#### Task directions
Looking through the listing below, state how many lines have the word "JSON" in them. Only the number should be given.

#### Provided entries
== == ==

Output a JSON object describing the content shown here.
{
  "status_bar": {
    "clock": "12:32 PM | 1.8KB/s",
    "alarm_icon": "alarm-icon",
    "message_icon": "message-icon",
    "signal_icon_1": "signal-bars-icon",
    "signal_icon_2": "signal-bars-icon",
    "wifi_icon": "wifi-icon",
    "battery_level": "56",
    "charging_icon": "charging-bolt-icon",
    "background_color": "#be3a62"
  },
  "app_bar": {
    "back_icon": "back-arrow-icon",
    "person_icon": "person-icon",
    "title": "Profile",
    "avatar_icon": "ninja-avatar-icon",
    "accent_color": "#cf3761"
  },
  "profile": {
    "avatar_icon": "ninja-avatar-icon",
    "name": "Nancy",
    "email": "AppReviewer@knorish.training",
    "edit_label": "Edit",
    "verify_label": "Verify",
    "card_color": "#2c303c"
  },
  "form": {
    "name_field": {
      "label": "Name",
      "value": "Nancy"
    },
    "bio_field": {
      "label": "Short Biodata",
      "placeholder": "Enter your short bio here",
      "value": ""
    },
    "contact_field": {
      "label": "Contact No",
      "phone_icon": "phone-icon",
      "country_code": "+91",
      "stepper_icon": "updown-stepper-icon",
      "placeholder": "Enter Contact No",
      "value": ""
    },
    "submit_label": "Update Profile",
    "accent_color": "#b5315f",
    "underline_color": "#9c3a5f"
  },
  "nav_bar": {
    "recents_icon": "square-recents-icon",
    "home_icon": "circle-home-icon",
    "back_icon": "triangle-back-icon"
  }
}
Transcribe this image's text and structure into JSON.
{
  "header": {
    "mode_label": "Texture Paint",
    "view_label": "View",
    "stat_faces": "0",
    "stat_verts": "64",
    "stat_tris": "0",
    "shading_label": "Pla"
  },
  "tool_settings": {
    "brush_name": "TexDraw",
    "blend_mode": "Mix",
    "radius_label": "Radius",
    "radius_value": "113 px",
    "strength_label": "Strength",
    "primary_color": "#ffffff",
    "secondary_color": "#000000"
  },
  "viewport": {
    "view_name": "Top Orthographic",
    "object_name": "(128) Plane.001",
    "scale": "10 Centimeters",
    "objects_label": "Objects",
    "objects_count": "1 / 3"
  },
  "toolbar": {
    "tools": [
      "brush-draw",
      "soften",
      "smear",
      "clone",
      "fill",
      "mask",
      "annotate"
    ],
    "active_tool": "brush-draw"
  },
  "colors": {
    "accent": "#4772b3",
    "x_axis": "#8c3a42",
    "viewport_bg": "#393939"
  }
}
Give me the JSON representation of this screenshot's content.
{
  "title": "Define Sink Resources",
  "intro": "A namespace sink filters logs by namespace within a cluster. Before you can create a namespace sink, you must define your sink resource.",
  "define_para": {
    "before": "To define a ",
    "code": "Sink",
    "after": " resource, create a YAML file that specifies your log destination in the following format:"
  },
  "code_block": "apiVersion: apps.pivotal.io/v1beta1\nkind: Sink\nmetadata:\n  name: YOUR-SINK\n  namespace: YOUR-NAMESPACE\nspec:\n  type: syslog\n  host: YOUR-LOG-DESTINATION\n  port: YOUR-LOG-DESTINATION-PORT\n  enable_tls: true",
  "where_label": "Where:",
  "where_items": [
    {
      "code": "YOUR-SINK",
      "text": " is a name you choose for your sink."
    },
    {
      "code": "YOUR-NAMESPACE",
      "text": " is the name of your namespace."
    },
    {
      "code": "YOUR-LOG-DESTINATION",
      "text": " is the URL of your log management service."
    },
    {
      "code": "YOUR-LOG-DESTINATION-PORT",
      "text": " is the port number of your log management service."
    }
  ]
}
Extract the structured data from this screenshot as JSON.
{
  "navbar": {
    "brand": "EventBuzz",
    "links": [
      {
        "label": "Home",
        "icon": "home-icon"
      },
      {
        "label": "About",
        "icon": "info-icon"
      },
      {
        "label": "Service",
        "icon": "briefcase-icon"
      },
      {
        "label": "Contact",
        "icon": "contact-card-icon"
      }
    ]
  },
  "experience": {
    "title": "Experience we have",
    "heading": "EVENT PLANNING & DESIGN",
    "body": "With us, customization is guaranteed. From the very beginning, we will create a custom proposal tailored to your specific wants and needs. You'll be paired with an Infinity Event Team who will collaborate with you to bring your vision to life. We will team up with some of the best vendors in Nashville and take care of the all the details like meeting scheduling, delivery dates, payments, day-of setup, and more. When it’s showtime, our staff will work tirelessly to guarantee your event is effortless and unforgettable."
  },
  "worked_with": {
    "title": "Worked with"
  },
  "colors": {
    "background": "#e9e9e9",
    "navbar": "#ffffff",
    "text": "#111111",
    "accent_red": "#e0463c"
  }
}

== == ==

#### Finished task
4